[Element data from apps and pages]

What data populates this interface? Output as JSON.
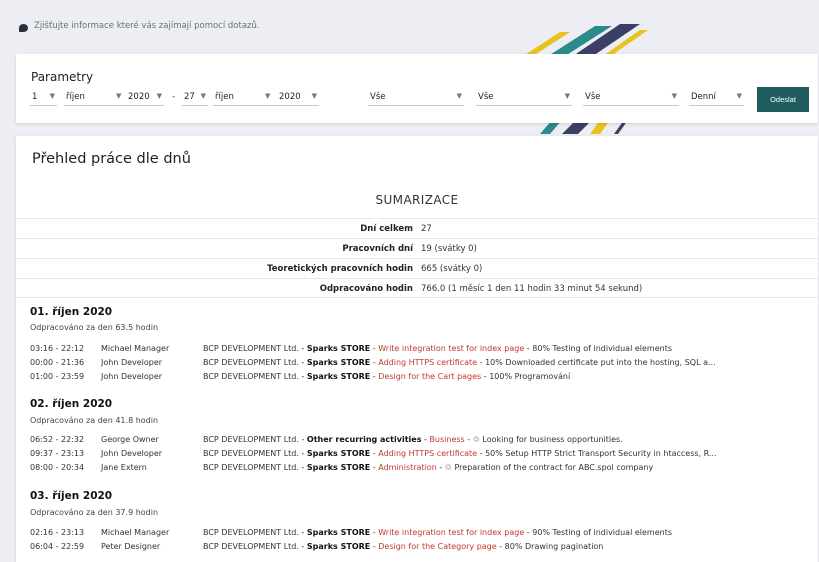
{
  "info_text": "Zjišťujte informace které vás zajímají pomocí dotazů.",
  "params": {
    "title": "Parametry",
    "from_day": "1",
    "from_month": "říjen",
    "from_year": "2020",
    "to_day": "27",
    "to_month": "říjen",
    "to_year": "2020",
    "range_separator": "-",
    "filter1": "Vše",
    "filter2": "Vše",
    "filter3": "Vše",
    "granularity": "Denní",
    "submit": "Odeslat"
  },
  "report": {
    "title": "Přehled práce dle dnů",
    "summary_title": "SUMARIZACE",
    "summary": [
      {
        "label": "Dní celkem",
        "value": "27"
      },
      {
        "label": "Pracovních dní",
        "value": "19 (svátky 0)"
      },
      {
        "label": "Teoretických pracovních hodin",
        "value": "665 (svátky 0)"
      },
      {
        "label": "Odpracováno hodin",
        "value": "766.0 (1 měsíc 1 den 11 hodin 33 minut 54 sekund)"
      }
    ],
    "days": [
      {
        "date": "01. říjen 2020",
        "worked": "Odpracováno za den 63.5 hodin",
        "entries": [
          {
            "time": "03:16 - 22:12",
            "user": "Michael Manager",
            "company": "BCP DEVELOPMENT Ltd. -",
            "project": "Sparks STORE",
            "sep": "-",
            "task": "Write integration test for index page",
            "rest": "- 80%   Testing of individual elements"
          },
          {
            "time": "00:00 - 21:36",
            "user": "John Developer",
            "company": "BCP DEVELOPMENT Ltd. -",
            "project": "Sparks STORE",
            "sep": "-",
            "task": "Adding HTTPS certificate",
            "rest": "- 10%   Downloaded certificate put into the hosting, SQL a..."
          },
          {
            "time": "01:00 - 23:59",
            "user": "John Developer",
            "company": "BCP DEVELOPMENT Ltd. -",
            "project": "Sparks STORE",
            "sep": "-",
            "task": "Design for the Cart pages",
            "rest": "- 100%   Programování"
          }
        ]
      },
      {
        "date": "02. říjen 2020",
        "worked": "Odpracováno za den 41.8 hodin",
        "entries": [
          {
            "time": "06:52 - 22:32",
            "user": "George Owner",
            "company": "BCP DEVELOPMENT Ltd. -",
            "project": "Other recurring activities",
            "sep": "-",
            "task": "Business",
            "rest": "- ♲ Looking for business opportunities."
          },
          {
            "time": "09:37 - 23:13",
            "user": "John Developer",
            "company": "BCP DEVELOPMENT Ltd. -",
            "project": "Sparks STORE",
            "sep": "-",
            "task": "Adding HTTPS certificate",
            "rest": "- 50%   Setup HTTP Strict Transport Security in htaccess, R..."
          },
          {
            "time": "08:00 - 20:34",
            "user": "Jane Extern",
            "company": "BCP DEVELOPMENT Ltd. -",
            "project": "Sparks STORE",
            "sep": "-",
            "task": "Administration",
            "rest": "- ♲ Preparation of the contract for ABC.spol company"
          }
        ]
      },
      {
        "date": "03. říjen 2020",
        "worked": "Odpracováno za den 37.9 hodin",
        "entries": [
          {
            "time": "02:16 - 23:13",
            "user": "Michael Manager",
            "company": "BCP DEVELOPMENT Ltd. -",
            "project": "Sparks STORE",
            "sep": "-",
            "task": "Write integration test for index page",
            "rest": "- 90%   Testing of individual elements"
          },
          {
            "time": "06:04 - 22:59",
            "user": "Peter Designer",
            "company": "BCP DEVELOPMENT Ltd. -",
            "project": "Sparks STORE",
            "sep": "-",
            "task": "Design for the Category page",
            "rest": "- 80%   Drawing pagination"
          }
        ]
      }
    ]
  },
  "colors": {
    "accent": "#1f5d5e",
    "task": "#c0392b",
    "background": "#eceef3"
  },
  "icons": {
    "info": "chat-bubble-icon",
    "dropdown": "caret-down-icon",
    "recurring": "recycle-icon"
  }
}
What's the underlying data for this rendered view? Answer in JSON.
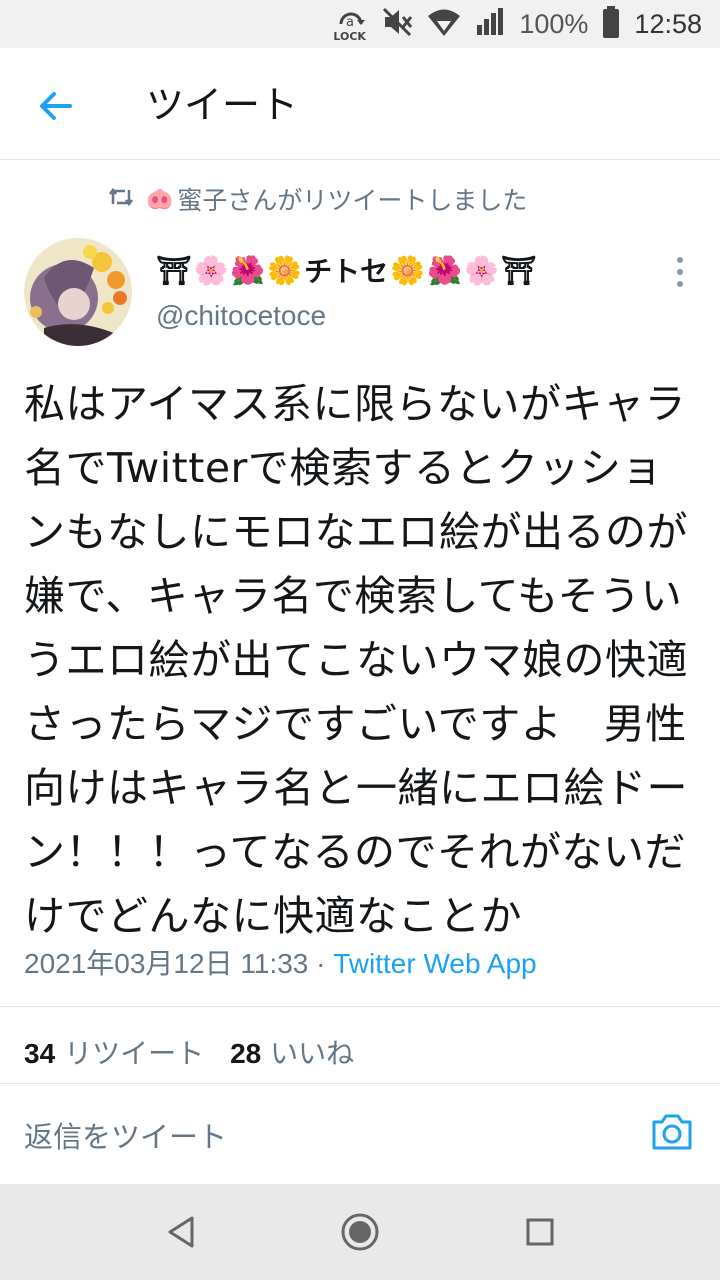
{
  "status_bar": {
    "lock_label": "LOCK",
    "battery_percent": "100%",
    "time": "12:58",
    "icons": [
      "lock-rotate-icon",
      "mute-icon",
      "wifi-icon",
      "signal-icon",
      "battery-icon"
    ]
  },
  "header": {
    "title": "ツイート",
    "back_icon": "arrow-left-icon"
  },
  "retweet_context": {
    "icon": "retweet-icon",
    "user_emoji": "🐽",
    "text": "蜜子さんがリツイートしました"
  },
  "tweet": {
    "author": {
      "name_symbols": [
        "⛩",
        "🌸",
        "🌺",
        "🌼"
      ],
      "name_core": "チトセ",
      "name_symbols_after": [
        "🌼",
        "🌺",
        "🌸",
        "⛩"
      ],
      "handle": "@chitocetoce"
    },
    "text": "私はアイマス系に限らないがキャラ名でTwitterで検索するとクッションもなしにモロなエロ絵が出るのが嫌で、キャラ名で検索してもそういうエロ絵が出てこないウマ娘の快適さったらマジですごいですよ　男性向けはキャラ名と一緒にエロ絵ドーン！！！ってなるのでそれがないだけでどんなに快適なことか",
    "timestamp": "2021年03月12日 11:33",
    "separator": " · ",
    "source": "Twitter Web App",
    "stats": {
      "retweets_count": "34",
      "retweets_label": "リツイート",
      "likes_count": "28",
      "likes_label": "いいね"
    }
  },
  "reply": {
    "placeholder": "返信をツイート",
    "camera_icon": "camera-icon"
  },
  "colors": {
    "accent": "#1da1f2",
    "secondary_text": "#657786",
    "divider": "#e1e8ed"
  },
  "nav_bar": {
    "icons": [
      "back-triangle-icon",
      "home-circle-icon",
      "recents-square-icon"
    ]
  }
}
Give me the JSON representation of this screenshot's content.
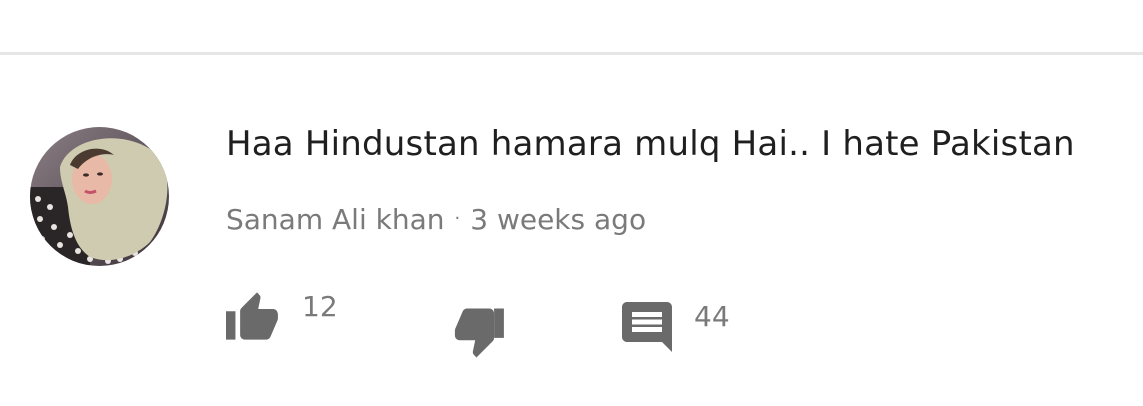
{
  "comment": {
    "text": "Haa Hindustan hamara mulq Hai.. I hate Pakistan",
    "author": "Sanam Ali khan",
    "separator": "·",
    "time": "3 weeks ago",
    "avatar_icon": "user-avatar-photo"
  },
  "actions": {
    "like": {
      "icon": "thumbs-up-icon",
      "count": "12"
    },
    "dislike": {
      "icon": "thumbs-down-icon"
    },
    "reply": {
      "icon": "comment-icon",
      "count": "44"
    }
  },
  "colors": {
    "text": "#1f1f1f",
    "meta": "#7a7a7a",
    "icon": "#6a6a6a",
    "divider": "#e6e6e6"
  }
}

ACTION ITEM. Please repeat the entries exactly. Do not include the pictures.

RESPONSE BOX.
What data populates this interface? Output as JSON.
{
  "info_text": "Zjišťujte informace které vás zajímají pomocí dotazů.",
  "params": {
    "title": "Parametry",
    "from_day": "1",
    "from_month": "říjen",
    "from_year": "2020",
    "to_day": "27",
    "to_month": "říjen",
    "to_year": "2020",
    "range_separator": "-",
    "filter1": "Vše",
    "filter2": "Vše",
    "filter3": "Vše",
    "granularity": "Denní",
    "submit": "Odeslat"
  },
  "report": {
    "title": "Přehled práce dle dnů",
    "summary_title": "SUMARIZACE",
    "summary": [
      {
        "label": "Dní celkem",
        "value": "27"
      },
      {
        "label": "Pracovních dní",
        "value": "19 (svátky 0)"
      },
      {
        "label": "Teoretických pracovních hodin",
        "value": "665 (svátky 0)"
      },
      {
        "label": "Odpracováno hodin",
        "value": "766.0 (1 měsíc 1 den 11 hodin 33 minut 54 sekund)"
      }
    ],
    "days": [
      {
        "date": "01. říjen 2020",
        "worked": "Odpracováno za den 63.5 hodin",
        "entries": [
          {
            "time": "03:16 - 22:12",
            "user": "Michael Manager",
            "company": "BCP DEVELOPMENT Ltd. -",
            "project": "Sparks STORE",
            "sep": "-",
            "task": "Write integration test for index page",
            "rest": "- 80%   Testing of individual elements"
          },
          {
            "time": "00:00 - 21:36",
            "user": "John Developer",
            "company": "BCP DEVELOPMENT Ltd. -",
            "project": "Sparks STORE",
            "sep": "-",
            "task": "Adding HTTPS certificate",
            "rest": "- 10%   Downloaded certificate put into the hosting, SQL a..."
          },
          {
            "time": "01:00 - 23:59",
            "user": "John Developer",
            "company": "BCP DEVELOPMENT Ltd. -",
            "project": "Sparks STORE",
            "sep": "-",
            "task": "Design for the Cart pages",
            "rest": "- 100%   Programování"
          }
        ]
      },
      {
        "date": "02. říjen 2020",
        "worked": "Odpracováno za den 41.8 hodin",
        "entries": [
          {
            "time": "06:52 - 22:32",
            "user": "George Owner",
            "company": "BCP DEVELOPMENT Ltd. -",
            "project": "Other recurring activities",
            "sep": "-",
            "task": "Business",
            "rest": "- ♲ Looking for business opportunities."
          },
          {
            "time": "09:37 - 23:13",
            "user": "John Developer",
            "company": "BCP DEVELOPMENT Ltd. -",
            "project": "Sparks STORE",
            "sep": "-",
            "task": "Adding HTTPS certificate",
            "rest": "- 50%   Setup HTTP Strict Transport Security in htaccess, R..."
          },
          {
            "time": "08:00 - 20:34",
            "user": "Jane Extern",
            "company": "BCP DEVELOPMENT Ltd. -",
            "project": "Sparks STORE",
            "sep": "-",
            "task": "Administration",
            "rest": "- ♲ Preparation of the contract for ABC.spol company"
          }
        ]
      },
      {
        "date": "03. říjen 2020",
        "worked": "Odpracováno za den 37.9 hodin",
        "entries": [
          {
            "time": "02:16 - 23:13",
            "user": "Michael Manager",
            "company": "BCP DEVELOPMENT Ltd. -",
            "project": "Sparks STORE",
            "sep": "-",
            "task": "Write integration test for index page",
            "rest": "- 90%   Testing of individual elements"
          },
          {
            "time": "06:04 - 22:59",
            "user": "Peter Designer",
            "company": "BCP DEVELOPMENT Ltd. -",
            "project": "Sparks STORE",
            "sep": "-",
            "task": "Design for the Category page",
            "rest": "- 80%   Drawing pagination"
          }
        ]
      }
    ]
  },
  "colors": {
    "accent": "#1f5d5e",
    "task": "#c0392b",
    "background": "#eceef3"
  },
  "icons": {
    "info": "chat-bubble-icon",
    "dropdown": "caret-down-icon",
    "recurring": "recycle-icon"
  }
}
What's the underlying data for this rendered view? Answer in JSON.
{
  "status_bar": {
    "lock_label": "LOCK",
    "battery_percent": "100%",
    "time": "12:58",
    "icons": [
      "lock-rotate-icon",
      "mute-icon",
      "wifi-icon",
      "signal-icon",
      "battery-icon"
    ]
  },
  "header": {
    "title": "ツイート",
    "back_icon": "arrow-left-icon"
  },
  "retweet_context": {
    "icon": "retweet-icon",
    "user_emoji": "🐽",
    "text": "蜜子さんがリツイートしました"
  },
  "tweet": {
    "author": {
      "name_symbols": [
        "⛩",
        "🌸",
        "🌺",
        "🌼"
      ],
      "name_core": "チトセ",
      "name_symbols_after": [
        "🌼",
        "🌺",
        "🌸",
        "⛩"
      ],
      "handle": "@chitocetoce"
    },
    "text": "私はアイマス系に限らないがキャラ名でTwitterで検索するとクッションもなしにモロなエロ絵が出るのが嫌で、キャラ名で検索してもそういうエロ絵が出てこないウマ娘の快適さったらマジですごいですよ　男性向けはキャラ名と一緒にエロ絵ドーン！！！ってなるのでそれがないだけでどんなに快適なことか",
    "timestamp": "2021年03月12日 11:33",
    "separator": " · ",
    "source": "Twitter Web App",
    "stats": {
      "retweets_count": "34",
      "retweets_label": "リツイート",
      "likes_count": "28",
      "likes_label": "いいね"
    }
  },
  "reply": {
    "placeholder": "返信をツイート",
    "camera_icon": "camera-icon"
  },
  "colors": {
    "accent": "#1da1f2",
    "secondary_text": "#657786",
    "divider": "#e1e8ed"
  },
  "nav_bar": {
    "icons": [
      "back-triangle-icon",
      "home-circle-icon",
      "recents-square-icon"
    ]
  }
}
Give me the JSON representation of this screenshot's content.
{
  "comment": {
    "text": "Haa Hindustan hamara mulq Hai.. I hate Pakistan",
    "author": "Sanam Ali khan",
    "separator": "·",
    "time": "3 weeks ago",
    "avatar_icon": "user-avatar-photo"
  },
  "actions": {
    "like": {
      "icon": "thumbs-up-icon",
      "count": "12"
    },
    "dislike": {
      "icon": "thumbs-down-icon"
    },
    "reply": {
      "icon": "comment-icon",
      "count": "44"
    }
  },
  "colors": {
    "text": "#1f1f1f",
    "meta": "#7a7a7a",
    "icon": "#6a6a6a",
    "divider": "#e6e6e6"
  }
}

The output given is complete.